What is expected | Where the string "Кресло" appears in a line of the data, show that line.

Records to process |
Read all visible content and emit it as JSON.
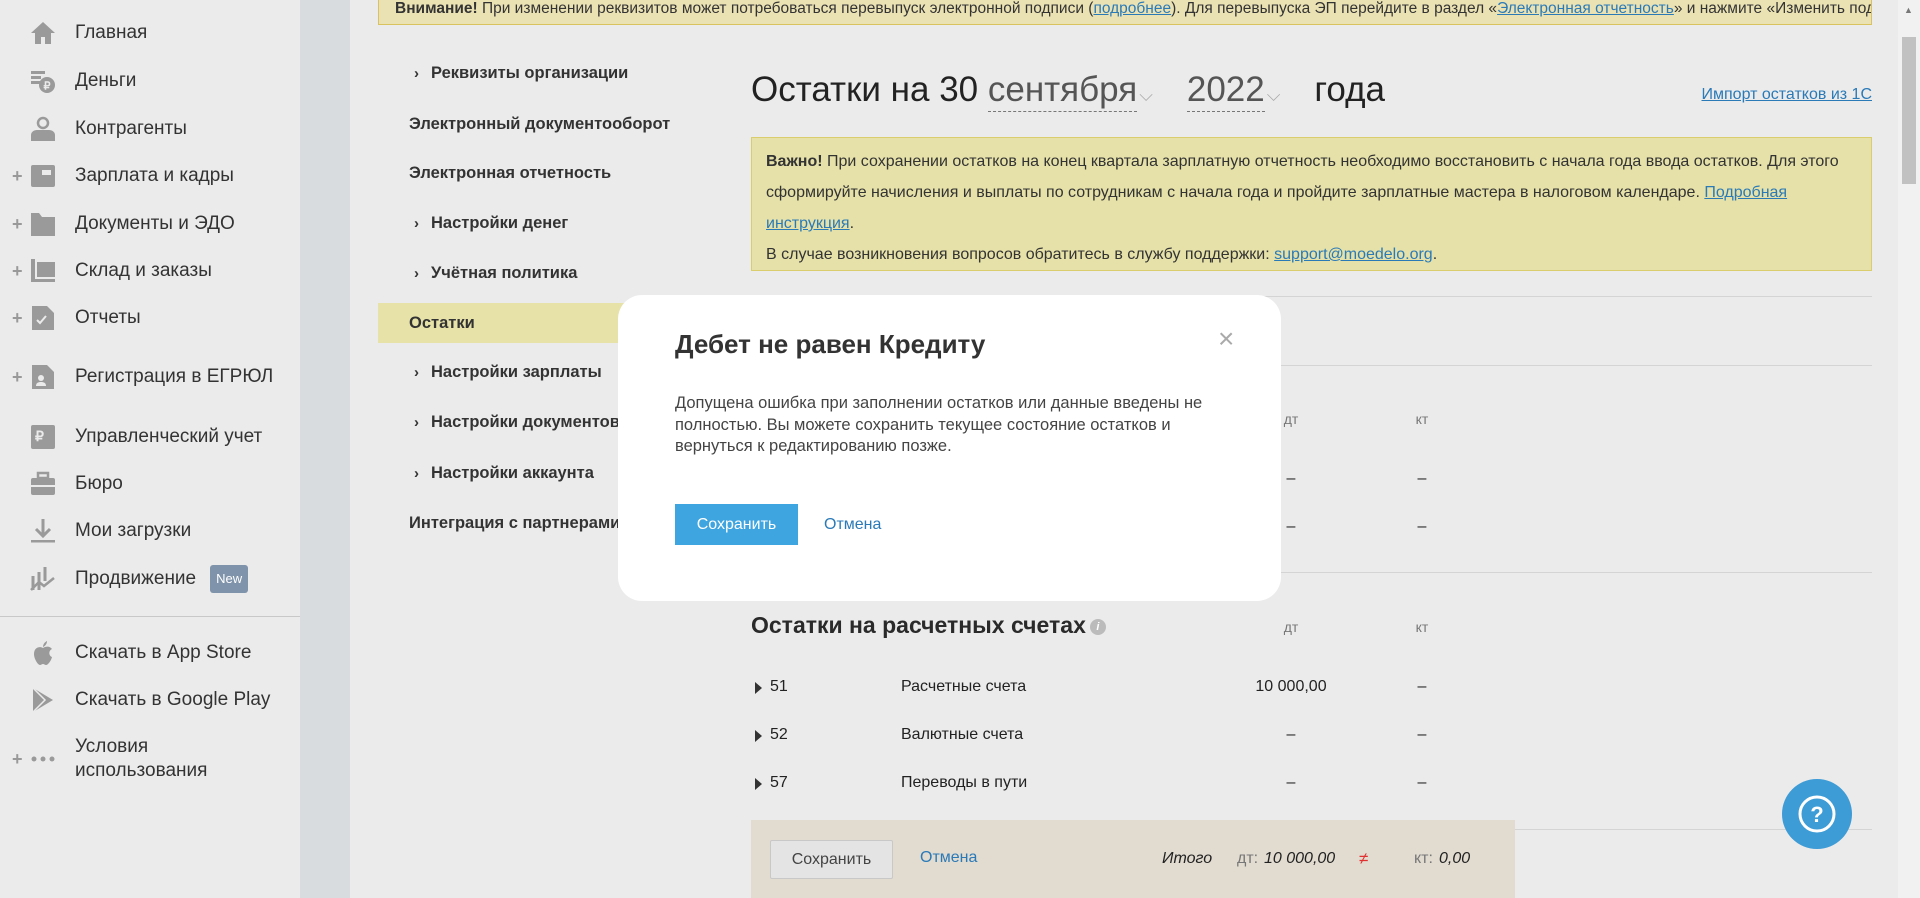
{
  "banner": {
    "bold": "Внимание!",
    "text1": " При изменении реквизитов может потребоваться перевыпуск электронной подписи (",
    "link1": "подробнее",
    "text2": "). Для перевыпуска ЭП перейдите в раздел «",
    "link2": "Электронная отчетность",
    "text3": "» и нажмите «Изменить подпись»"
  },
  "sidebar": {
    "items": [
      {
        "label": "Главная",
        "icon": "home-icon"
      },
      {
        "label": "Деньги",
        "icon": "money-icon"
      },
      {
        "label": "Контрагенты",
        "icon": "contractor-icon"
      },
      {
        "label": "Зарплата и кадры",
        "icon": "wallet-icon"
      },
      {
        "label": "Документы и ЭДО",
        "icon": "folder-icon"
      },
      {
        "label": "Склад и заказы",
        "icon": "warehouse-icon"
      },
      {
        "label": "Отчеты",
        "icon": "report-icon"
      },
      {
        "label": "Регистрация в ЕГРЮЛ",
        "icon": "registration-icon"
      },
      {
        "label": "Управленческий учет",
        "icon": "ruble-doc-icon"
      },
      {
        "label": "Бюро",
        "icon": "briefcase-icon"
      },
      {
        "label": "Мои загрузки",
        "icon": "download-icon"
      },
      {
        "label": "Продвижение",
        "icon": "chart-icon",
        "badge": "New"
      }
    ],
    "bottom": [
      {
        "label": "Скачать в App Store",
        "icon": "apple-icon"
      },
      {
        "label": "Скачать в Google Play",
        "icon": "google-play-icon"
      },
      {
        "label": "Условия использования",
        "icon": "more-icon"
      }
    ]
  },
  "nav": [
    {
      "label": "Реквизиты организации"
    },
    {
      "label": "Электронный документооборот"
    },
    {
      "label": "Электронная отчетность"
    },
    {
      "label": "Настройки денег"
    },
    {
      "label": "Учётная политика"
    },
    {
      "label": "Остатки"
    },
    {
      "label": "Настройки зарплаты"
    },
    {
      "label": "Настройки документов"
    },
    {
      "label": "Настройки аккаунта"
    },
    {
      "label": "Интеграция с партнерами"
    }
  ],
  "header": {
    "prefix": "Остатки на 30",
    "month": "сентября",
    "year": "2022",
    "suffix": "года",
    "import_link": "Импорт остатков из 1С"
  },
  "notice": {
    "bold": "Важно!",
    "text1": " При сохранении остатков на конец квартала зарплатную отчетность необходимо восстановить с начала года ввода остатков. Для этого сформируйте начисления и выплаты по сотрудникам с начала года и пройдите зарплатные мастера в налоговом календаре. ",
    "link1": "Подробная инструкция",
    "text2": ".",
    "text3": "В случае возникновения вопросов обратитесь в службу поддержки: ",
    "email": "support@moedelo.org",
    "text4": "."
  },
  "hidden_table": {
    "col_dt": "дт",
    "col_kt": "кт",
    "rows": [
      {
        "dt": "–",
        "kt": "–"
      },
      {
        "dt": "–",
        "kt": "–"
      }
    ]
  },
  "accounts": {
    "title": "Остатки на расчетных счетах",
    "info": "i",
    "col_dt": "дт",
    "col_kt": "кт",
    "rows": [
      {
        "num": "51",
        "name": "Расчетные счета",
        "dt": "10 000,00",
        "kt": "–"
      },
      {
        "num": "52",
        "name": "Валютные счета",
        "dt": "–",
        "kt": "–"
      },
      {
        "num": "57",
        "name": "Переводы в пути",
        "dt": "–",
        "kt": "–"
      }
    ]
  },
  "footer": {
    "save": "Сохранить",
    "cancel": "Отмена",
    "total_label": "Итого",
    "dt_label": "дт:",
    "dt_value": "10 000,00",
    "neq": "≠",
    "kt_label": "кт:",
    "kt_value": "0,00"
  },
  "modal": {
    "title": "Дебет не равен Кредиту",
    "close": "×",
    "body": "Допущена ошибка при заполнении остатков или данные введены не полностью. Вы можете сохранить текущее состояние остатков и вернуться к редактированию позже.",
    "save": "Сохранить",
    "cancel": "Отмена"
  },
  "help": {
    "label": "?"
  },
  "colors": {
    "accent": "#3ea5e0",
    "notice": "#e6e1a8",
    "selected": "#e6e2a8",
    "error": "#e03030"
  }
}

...

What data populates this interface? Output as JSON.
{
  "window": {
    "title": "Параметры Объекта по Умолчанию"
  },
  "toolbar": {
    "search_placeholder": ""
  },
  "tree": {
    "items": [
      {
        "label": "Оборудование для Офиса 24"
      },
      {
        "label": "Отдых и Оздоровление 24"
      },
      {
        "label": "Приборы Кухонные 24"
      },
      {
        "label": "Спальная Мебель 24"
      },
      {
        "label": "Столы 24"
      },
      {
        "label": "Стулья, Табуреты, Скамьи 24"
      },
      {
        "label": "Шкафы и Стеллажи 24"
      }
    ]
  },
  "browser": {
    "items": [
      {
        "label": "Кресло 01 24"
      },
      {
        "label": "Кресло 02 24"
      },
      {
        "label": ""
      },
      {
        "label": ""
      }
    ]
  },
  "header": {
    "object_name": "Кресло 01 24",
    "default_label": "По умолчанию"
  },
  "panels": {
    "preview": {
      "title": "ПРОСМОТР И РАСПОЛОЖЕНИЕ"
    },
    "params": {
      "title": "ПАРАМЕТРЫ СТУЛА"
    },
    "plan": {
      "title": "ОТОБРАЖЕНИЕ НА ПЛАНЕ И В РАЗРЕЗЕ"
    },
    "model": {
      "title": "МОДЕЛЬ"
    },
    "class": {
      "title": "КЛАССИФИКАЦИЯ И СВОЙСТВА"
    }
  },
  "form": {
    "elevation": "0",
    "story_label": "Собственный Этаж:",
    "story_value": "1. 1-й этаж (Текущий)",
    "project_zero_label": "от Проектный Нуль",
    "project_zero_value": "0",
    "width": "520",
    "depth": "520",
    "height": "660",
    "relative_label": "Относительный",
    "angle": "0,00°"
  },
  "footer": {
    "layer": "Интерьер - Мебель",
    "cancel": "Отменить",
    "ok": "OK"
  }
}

Response to this task |
        "label": "Кресло 01 24"
        "label": "Кресло 02 24"
    "object_name": "Кресло 01 24",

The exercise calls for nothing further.